Ken Griffey Jr. goes into the Baseball Hall of Fame on Sunday. For thousands of baseball fans my age, this will be a coronation as much as a formality. After all, he seemed destined to end up in Cooperstown since the moment he stepped onto a big league diamond at age 19.
Griffey and Kirby Puckett were my two childhood heroes growing up. Puckett, of course, is no surprise due to my Minnesota roots. Griffey, really, is no surprise either, because for those of who grew up obsessed with baseball in the 1990s, it was Griffey who captured the imagination.
There was an ease to what he was doing. He made it look easy anyway. And young baseball fans ate it up.
I couldn’t get enough Ken Griffey Jr. baseball cards when I was a kid. Fortunately, one of my best friends growing up was a huge Frank Thomas fan. And we pretty frequently went to each other’s houses after a trip to the local sports cards store in town (even small towns had those in the 1990s), and I swapped Thomas cards for Griffey cards. I think I have about 70 different Griffey cards from that era. If it was printed, I found someone who would trade it to me.
What made Griffey’s national stardom unlikely is that he was rarely on the big stage, and that was in an era when there wasn’t nationally televised games on every day of the week. Griffey played in 18 postseason games in his 22-year career. That’s it. Eleven of them came in the Seattle Mariners’ memorable 1995 run to the ALCS, which included a thrilling division series defeat of the New York Yankees.
Griffey had five homers in that ALDS five-game win over the Yankees. New York might have embarked on its dynasty one year earlier if not for Griffey’s big homer in the eighth inning of Game 5. followed by his game-winning scamper around the basepaths in the 11th inning after Edgar Martinez lined a base hit that sent a packed Seattle Kingdome into a frenzy the likes of which has not been seen before or since at a Mariners game.
I went to a Mariners game in 2008 at Safeco Field. By that time, Griffey was long into his injury-plagued Cincinnati Reds career. One year later, he would return to the Mariners. I was riding the bus from Tacoma into downtown Seattle for the game and was seated next to a Mariners fan wearing team gear from head to toe. We struck up a conversation about baseball and Seattle and how Griffey had kept the two together. This fan was certain that Safeco Field would not have been built had Griffey and the Mariners not made their 1995 postseason run. To that point, I had heard that narrative repeatedly on national TV. But I always wondered if the local fanbase had the same feelings, or if that was just an all-too-easy talking point for national pundits. This guy definitely believed Griffey had saved the Mariners from moving. I’m sure he wasn’t alone.

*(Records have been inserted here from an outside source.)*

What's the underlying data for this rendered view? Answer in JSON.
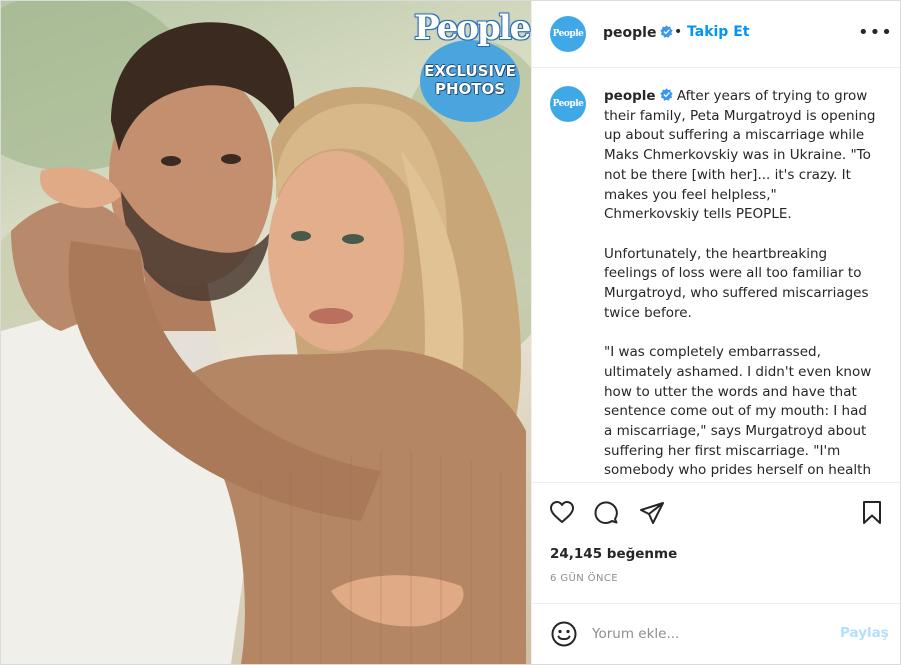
{
  "photo": {
    "brand_logo": "People",
    "badge_line1": "EXCLUSIVE",
    "badge_line2": "PHOTOS"
  },
  "header": {
    "avatar_text": "People",
    "username": "people",
    "separator": "•",
    "follow_label": "Takip Et",
    "more_label": "•••"
  },
  "caption": {
    "avatar_text": "People",
    "username": "people",
    "paragraph1": "After years of trying to grow their family, Peta Murgatroyd is opening up about suffering a miscarriage while Maks Chmerkovskiy was in Ukraine. \"To not be there [with her]... it's crazy. It makes you feel helpless,\" Chmerkovskiy tells PEOPLE.",
    "paragraph2": "Unfortunately, the heartbreaking feelings of loss were all too familiar to Murgatroyd, who suffered miscarriages twice before.",
    "paragraph3": "\"I was completely embarrassed, ultimately ashamed. I didn't even know how to utter the words and have that sentence come out of my mouth: I had a miscarriage,\" says Murgatroyd about suffering her first miscarriage. \"I'm somebody who prides herself on health"
  },
  "actions": {
    "likes": "24,145 beğenme",
    "time": "6 GÜN ÖNCE"
  },
  "comment": {
    "placeholder": "Yorum ekle...",
    "post_label": "Paylaş"
  },
  "colors": {
    "link_blue": "#0095f6",
    "post_disabled": "#b2dffc",
    "avatar_blue": "#3fa8e6",
    "muted_text": "#8e8e8e"
  }
}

While Griffey never played in a World Series, his big stage wound up being of the individual variety. The Home Run Derby was the Home Run Derby during Griffey’s prime. That’s when it was must-see TV. Griffey, donning the backwards hat you otherwise would only see in his commercials, would send that bat through the zone time after time, that sweet swing pounding homer after homer into the upper decks of every ballpark that hosted the Derby in the 1990s. I didn’t miss one of those Derbys. He’s still the only three-time winner.
One of the coolest baseball moments I have ever witnessed live was at Opening Day 2009 at the Metrodome, the final opener that stadium ever hosted. The Mariners were in town, and it was Griffey’s first game with the team since leaving it for the Reds after the 1999 season. His Cincy years were, unfortunately, forgettable. He only made the All-Star Game twice with the Reds, and he never played in more than 145 games. Griffey, 39, was now back with Seattle, but before he could get a warm reception again in front of Mariners fans, there was an opening series in Minneapolis. And he didn’t disappoint, launching a homer over the right-field baggie to lead off the fifth inning against Twins left-hander Francisco Liriano. I pretty much lost my mind, and I couldn’t stop talking about it during the car ride back to Fargo-Moorhead that night.
Griffey retired the following season. His 630 career homers rank sixth in baseball history. But there’s always been a “what if” with Griffey’s career. What if he hadn’t been injured all of the time? Could he be the all-time home run king? I liken Griffey’s career to Mickey Mantle’s in that way. With Griffey and the Mick, you look at their career stats and your jaw drops. And both were the idols of kids growing up during their careers. Yet, with both, you feel like there could have been so much more. Mantle really didn’t have a Mantle-type season after age 32, only playing until he was 36. Griffey’s best seasons ended even earlier than that. He hit 40 homers in his first Reds season in 2000 at age 30, and he only hit more than 30 one time after that.
But Griffey’s prime years were out of this world for a center fielder. And that’s what fans remember. How good were you when you were at your best?
Nobody was better.